Josh Carlson knows how his hockey friends feel. Carlson's friends never could explain what it was about hockey they found so appealing. In football, Carlson has now found a sport he loves but is unable to fully explain why.
"I like the contact," he said searching for any answer to give.
Carlson, 14, is getting ready to begin his freshman year at Steamboat Springs High School and will have all the contact he wants in the coming years, as he makes the move from junior high football to high school ball.
To get an early jump on the season, Carlson attended the Offense-Defense Football Camp put on by the NFL Coaches Association from June 20 to 24. Denver Broncos quarterbacks coach Pat McPherson was camp administrator and football official John Walters served as the camp director.
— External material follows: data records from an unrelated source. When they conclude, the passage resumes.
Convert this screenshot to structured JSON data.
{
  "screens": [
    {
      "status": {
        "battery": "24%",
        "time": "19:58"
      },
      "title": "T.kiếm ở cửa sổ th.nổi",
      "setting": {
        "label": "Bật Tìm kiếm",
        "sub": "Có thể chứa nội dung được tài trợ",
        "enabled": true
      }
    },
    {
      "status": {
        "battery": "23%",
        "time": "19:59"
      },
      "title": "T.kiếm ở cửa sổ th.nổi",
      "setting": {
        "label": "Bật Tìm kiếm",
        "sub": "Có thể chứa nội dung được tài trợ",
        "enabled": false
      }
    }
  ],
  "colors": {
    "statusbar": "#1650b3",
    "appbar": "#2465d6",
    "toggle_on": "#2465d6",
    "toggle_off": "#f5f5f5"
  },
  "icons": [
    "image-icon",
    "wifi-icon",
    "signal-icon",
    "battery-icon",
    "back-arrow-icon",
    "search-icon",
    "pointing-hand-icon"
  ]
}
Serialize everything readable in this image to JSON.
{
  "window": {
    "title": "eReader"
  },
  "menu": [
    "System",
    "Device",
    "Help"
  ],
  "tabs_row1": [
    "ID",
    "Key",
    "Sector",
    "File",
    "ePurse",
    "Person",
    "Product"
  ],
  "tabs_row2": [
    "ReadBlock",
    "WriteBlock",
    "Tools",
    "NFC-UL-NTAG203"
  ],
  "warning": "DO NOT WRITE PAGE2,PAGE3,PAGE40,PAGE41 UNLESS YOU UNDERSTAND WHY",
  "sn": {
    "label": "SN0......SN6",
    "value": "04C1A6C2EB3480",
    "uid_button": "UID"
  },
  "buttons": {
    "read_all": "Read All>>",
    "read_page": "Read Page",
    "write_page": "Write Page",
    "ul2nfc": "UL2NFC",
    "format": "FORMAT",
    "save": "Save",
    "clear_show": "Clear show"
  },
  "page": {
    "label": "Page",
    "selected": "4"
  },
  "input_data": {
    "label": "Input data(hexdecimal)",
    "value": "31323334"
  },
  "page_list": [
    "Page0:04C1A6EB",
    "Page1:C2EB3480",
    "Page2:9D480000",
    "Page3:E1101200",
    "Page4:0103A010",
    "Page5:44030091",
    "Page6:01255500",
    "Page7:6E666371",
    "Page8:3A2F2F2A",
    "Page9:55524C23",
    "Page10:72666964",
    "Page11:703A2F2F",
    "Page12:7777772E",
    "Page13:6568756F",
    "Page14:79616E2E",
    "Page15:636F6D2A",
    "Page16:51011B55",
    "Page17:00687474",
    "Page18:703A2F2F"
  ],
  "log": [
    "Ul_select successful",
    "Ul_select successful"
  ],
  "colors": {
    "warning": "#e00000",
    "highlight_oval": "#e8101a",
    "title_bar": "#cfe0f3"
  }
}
In both those men, along with the other coaches and players working at the camp, Carlson found people with the experience to lead him in the right direction. As a former defensive end, Carlson found the switch to wide receiver and defensive back to be equally fun and difficult.
By the end, Carlson was one of three players to receive the Directors Award given to a player who worked hard, displayed a positive attitude and made the camp more exciting for the other players. Only 10 players were recognized individually at the camp.
Carlson, who was shy in talking about himself or the award, said it was an honor to be recognized from among about 200 other campers.
The five-day camp began at 6 a.m. with a sharp whistle and ended at 8 p.m. with campers eager to find their beds. In between, there were calisthenics, meals, drills and scrimmages. Family members were allowed to watch the campers from the bleachers of the University of Denver campus or at the South High School football stadium, but they weren't permitted to come down to the field to talk.
"There was a coach that worked with the wide receivers, and he said if I keep working on what I'm doing and continue getting stronger and faster, I had a chance to play college football," Carlson said.
One area particularly important for skill position players is footwork, and Carlson said he is learning exactly why agility and quick feet are needed when playing receiver or in the defensive backfield.
"I'm currently in a voluntary weight class, and we go through different weights and work on 7-on-7 types of things and change-of-direction drills," he said.
Carlson, who is also in baseball and tae kwon do, is watching his summer dwindle away. There is about one month left before the official start of fall sports, and the soon-to-be freshman admits his summer has been pretty packed with sports -- at least in the afternoons and evenings.
"My mornings aren't so busy, so I go to Wal-Mart or watch movies with my friends," he said.
-- To reach Melinda Mawdsley call 871-4208 or e-mail email@example.com